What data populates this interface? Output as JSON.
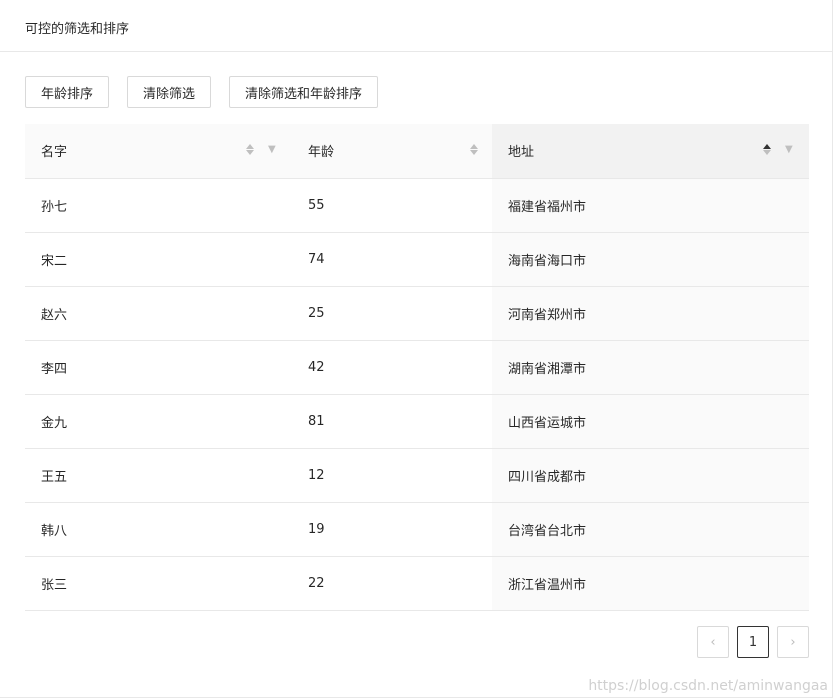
{
  "title": "可控的筛选和排序",
  "buttons": [
    "年龄排序",
    "清除筛选",
    "清除筛选和年龄排序"
  ],
  "columns": [
    "名字",
    "年龄",
    "地址"
  ],
  "rows": [
    [
      "孙七",
      "55",
      "福建省福州市"
    ],
    [
      "宋二",
      "74",
      "海南省海口市"
    ],
    [
      "赵六",
      "25",
      "河南省郑州市"
    ],
    [
      "李四",
      "42",
      "湖南省湘潭市"
    ],
    [
      "金九",
      "81",
      "山西省运城市"
    ],
    [
      "王五",
      "12",
      "四川省成都市"
    ],
    [
      "韩八",
      "19",
      "台湾省台北市"
    ],
    [
      "张三",
      "22",
      "浙江省温州市"
    ]
  ],
  "pagination": {
    "prev": "‹",
    "current": "1",
    "next": "›"
  },
  "watermark": "https://blog.csdn.net/aminwangaa"
}
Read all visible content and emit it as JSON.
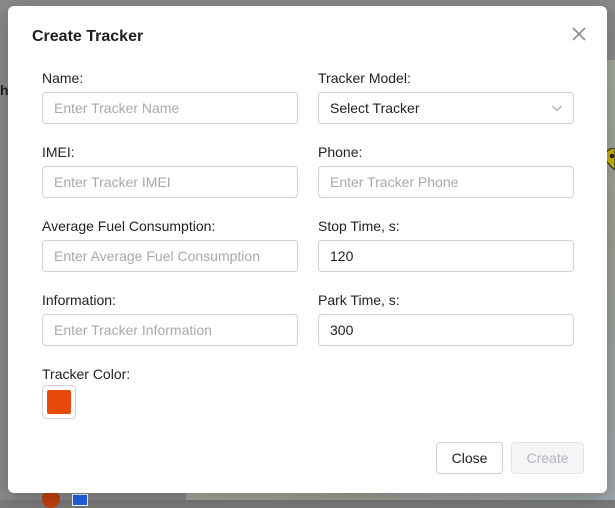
{
  "background": {
    "left_text": "h"
  },
  "modal": {
    "title": "Create Tracker",
    "fields": {
      "name": {
        "label": "Name:",
        "placeholder": "Enter Tracker Name",
        "value": ""
      },
      "model": {
        "label": "Tracker Model:",
        "placeholder": "Select Tracker",
        "value": ""
      },
      "imei": {
        "label": "IMEI:",
        "placeholder": "Enter Tracker IMEI",
        "value": ""
      },
      "phone": {
        "label": "Phone:",
        "placeholder": "Enter Tracker Phone",
        "value": ""
      },
      "fuel": {
        "label": "Average Fuel Consumption:",
        "placeholder": "Enter Average Fuel Consumption",
        "value": ""
      },
      "stop_time": {
        "label": "Stop Time, s:",
        "placeholder": "",
        "value": "120"
      },
      "information": {
        "label": "Information:",
        "placeholder": "Enter Tracker Information",
        "value": ""
      },
      "park_time": {
        "label": "Park Time, s:",
        "placeholder": "",
        "value": "300"
      },
      "color": {
        "label": "Tracker Color:",
        "value": "#e84a0c"
      }
    },
    "buttons": {
      "close": "Close",
      "create": "Create"
    }
  },
  "icons": {
    "close": "close-icon",
    "dropdown": "chevron-down-icon"
  }
}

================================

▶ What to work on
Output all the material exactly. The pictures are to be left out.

▶ Problem solution
What data populates this interface? Output as JSON.
{
  "title": "可控的筛选和排序",
  "buttons": [
    "年龄排序",
    "清除筛选",
    "清除筛选和年龄排序"
  ],
  "columns": [
    "名字",
    "年龄",
    "地址"
  ],
  "rows": [
    [
      "孙七",
      "55",
      "福建省福州市"
    ],
    [
      "宋二",
      "74",
      "海南省海口市"
    ],
    [
      "赵六",
      "25",
      "河南省郑州市"
    ],
    [
      "李四",
      "42",
      "湖南省湘潭市"
    ],
    [
      "金九",
      "81",
      "山西省运城市"
    ],
    [
      "王五",
      "12",
      "四川省成都市"
    ],
    [
      "韩八",
      "19",
      "台湾省台北市"
    ],
    [
      "张三",
      "22",
      "浙江省温州市"
    ]
  ],
  "pagination": {
    "prev": "‹",
    "current": "1",
    "next": "›"
  },
  "watermark": "https://blog.csdn.net/aminwangaa"
}
Read all visible content and emit it as JSON.
{
  "background": {
    "left_text": "h"
  },
  "modal": {
    "title": "Create Tracker",
    "fields": {
      "name": {
        "label": "Name:",
        "placeholder": "Enter Tracker Name",
        "value": ""
      },
      "model": {
        "label": "Tracker Model:",
        "placeholder": "Select Tracker",
        "value": ""
      },
      "imei": {
        "label": "IMEI:",
        "placeholder": "Enter Tracker IMEI",
        "value": ""
      },
      "phone": {
        "label": "Phone:",
        "placeholder": "Enter Tracker Phone",
        "value": ""
      },
      "fuel": {
        "label": "Average Fuel Consumption:",
        "placeholder": "Enter Average Fuel Consumption",
        "value": ""
      },
      "stop_time": {
        "label": "Stop Time, s:",
        "placeholder": "",
        "value": "120"
      },
      "information": {
        "label": "Information:",
        "placeholder": "Enter Tracker Information",
        "value": ""
      },
      "park_time": {
        "label": "Park Time, s:",
        "placeholder": "",
        "value": "300"
      },
      "color": {
        "label": "Tracker Color:",
        "value": "#e84a0c"
      }
    },
    "buttons": {
      "close": "Close",
      "create": "Create"
    }
  },
  "icons": {
    "close": "close-icon",
    "dropdown": "chevron-down-icon"
  }
}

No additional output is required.